Using the StaticSite Stack

Back at the root directory in index.ts, let’s import the stack and put it to use.

import cdk = require("@aws-cdk/core")
import { StaticSiteStack } from "./stacks/s3-static-site-with-cloudfront"

const app = new cdk.App()
const staticSite = new StaticSiteStack(app, "NextJS10StaticSite", {
  env: {
    account: app.node.tryGetContext("account"),
    region: app.node.tryGetContext("region"),
  },
  domainName: "dennisokeeffe.com",
  siteSubDomain: "nextjs-10-static-example",
})

// example of adding a tag - please refer to AWS best practices for ideal usage
cdk.Tags.of(staticSite).add("Project", "NextJS 10 Example Deployment")

app.synth()

In the above, we simply import the stack, create a new app with the cdk API, then pass that app to the new instance of the StaticSite.

If you recall, the constructor for the StaticSite reads constructor(parent: Construct, name: string, props: StaticSiteProps) and so it expects three arguments.

  1. The CDK app.
  2. The “name” or identifier for the stack.
  3. Props that adhere to our StaticSiteProps, so in our case an object that passes the domainName and siteSubDomain.

Updating package.json

Before deployment, let’s adjust package.json for some scripts to help with the deployment.

{
  // rest omitted for brevity
  "scripts": {
    "build": "tsc",
    "watch": "tsc -w",
    "cdk": "cdk",
    "deploy": "cdk deploy",
    "destroy": "cdk destroy",
    "synth": "cdk synth"
  }
}

Now we are ready to roll.

Deploying our site

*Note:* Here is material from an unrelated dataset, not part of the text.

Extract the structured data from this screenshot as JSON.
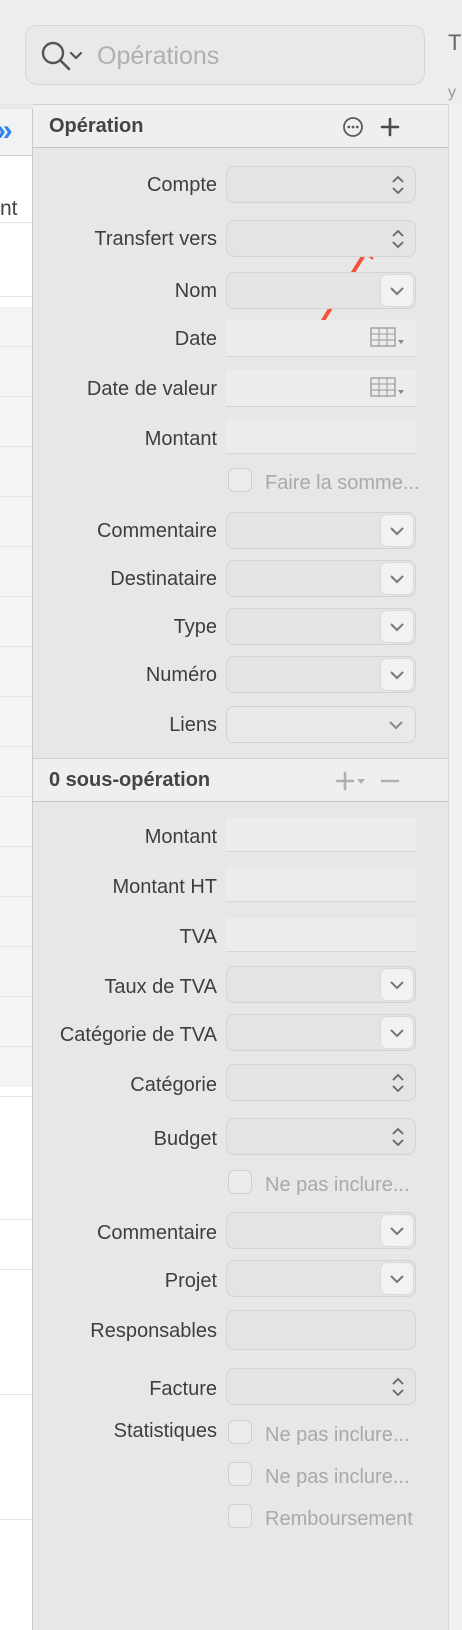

Note: you must have your static folder from another project ready for this to work. Please refer to my post on a static site export of NextJS 10 if you would like to follow what I am doing here.

To deploy our site, we need to transpile the TypeScript to JavaScript, then run the CDK synth and deploy commands.

Note: you’ll need to make sure that your AWS credentials are configured for this to work. I personally use aws-vault.

# Transpile TypeScript
npm run build
# Synth
npm run synth
# Deploy
npm run deploy

You’ll need to accept the new resources template generated before the deployment will commence.

In my particular case, I used the NextJS static site example given from my post on Exporting Static NextJS 10 Websites

You can see the final, live deploy at https://nextjs-10-static-example.dennisokeeffe.com.

NextJS 10 Static Export on S3

Resources

  1. AWS CDK Static Site Example - GitHub
  2. Exporting Static NextJS 10 Websites
  3. AWS Vault - GitHub
  4. AWS Runtime Context
  5. Getting Your Account ID
  6. Final, live website deployment
  7. Final code

Image credit: Ignat Kushanrev


A personal blog on all things of interest. Written by Dennis O'Keeffe, Follow me on Twitter